BEGIN RECORDS FOR THIS EXERCISE

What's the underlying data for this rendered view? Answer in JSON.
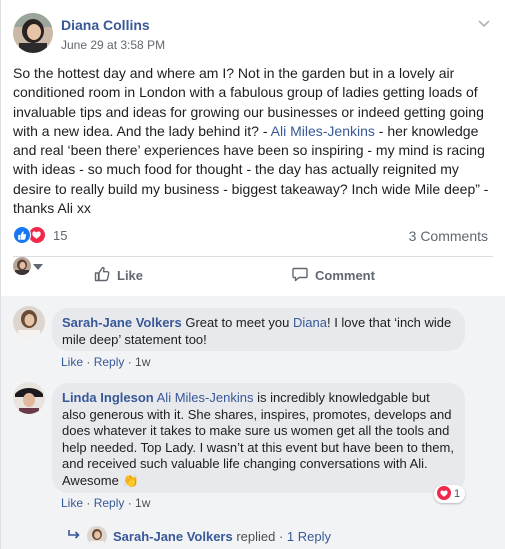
{
  "post": {
    "author": "Diana Collins",
    "timestamp": "June 29 at 3:58 PM",
    "body_part1": "So the hottest day and where am I? Not in the garden but in a lovely air conditioned room in London with a fabulous group of ladies getting loads of invaluable tips and ideas for growing our businesses or indeed getting going with a new idea. And the lady behind it? - ",
    "mention": "Ali Miles-Jenkins",
    "body_part2": " - her knowledge and real ‘been there’ experiences have been so inspiring - my mind is racing with ideas - so much food for thought - the day has actually reignited my desire to really build my business - biggest takeaway? Inch wide Mile deep” - thanks Ali xx",
    "reaction_count": "15",
    "comment_count": "3 Comments"
  },
  "actions": {
    "like_label": "Like",
    "comment_label": "Comment"
  },
  "comments": [
    {
      "author": "Sarah-Jane Volkers",
      "text_part1": " Great to meet you ",
      "mention": "Diana",
      "text_part2": "! I love that ‘inch wide mile deep’ statement too!",
      "like": "Like",
      "reply": "Reply",
      "sep": " · ",
      "time": "1w"
    },
    {
      "author": "Linda Ingleson",
      "mention": "Ali Miles-Jenkins",
      "text": " is incredibly knowledgable but also generous with it. She shares, inspires, promotes, develops and does whatever it takes to make sure us women get all the tools and help needed. Top Lady. I wasn’t at this event but have been to them, and received such valuable life changing conversations with Ali. Awesome 👏",
      "like": "Like",
      "reply": "Reply",
      "sep": " · ",
      "time": "1w",
      "reaction_count": "1"
    }
  ],
  "reply_summary": {
    "who": "Sarah-Jane Volkers",
    "action": " replied",
    "sep": " · ",
    "count": "1 Reply"
  },
  "colors": {
    "link": "#385898",
    "like_blue": "#1877f2",
    "love_red": "#f0284a"
  },
  "icons": {
    "like_action": "thumbs-up-icon",
    "comment_action": "speech-bubble-icon",
    "reply_arrow": "reply-arrow-icon",
    "menu": "chevron-down-icon"
  }
}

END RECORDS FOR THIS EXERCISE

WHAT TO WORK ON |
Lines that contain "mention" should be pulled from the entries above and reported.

FINAL ANSWER |
    "mention": "Ali Miles-Jenkins",
      "mention": "Diana",
      "mention": "Ali Miles-Jenkins",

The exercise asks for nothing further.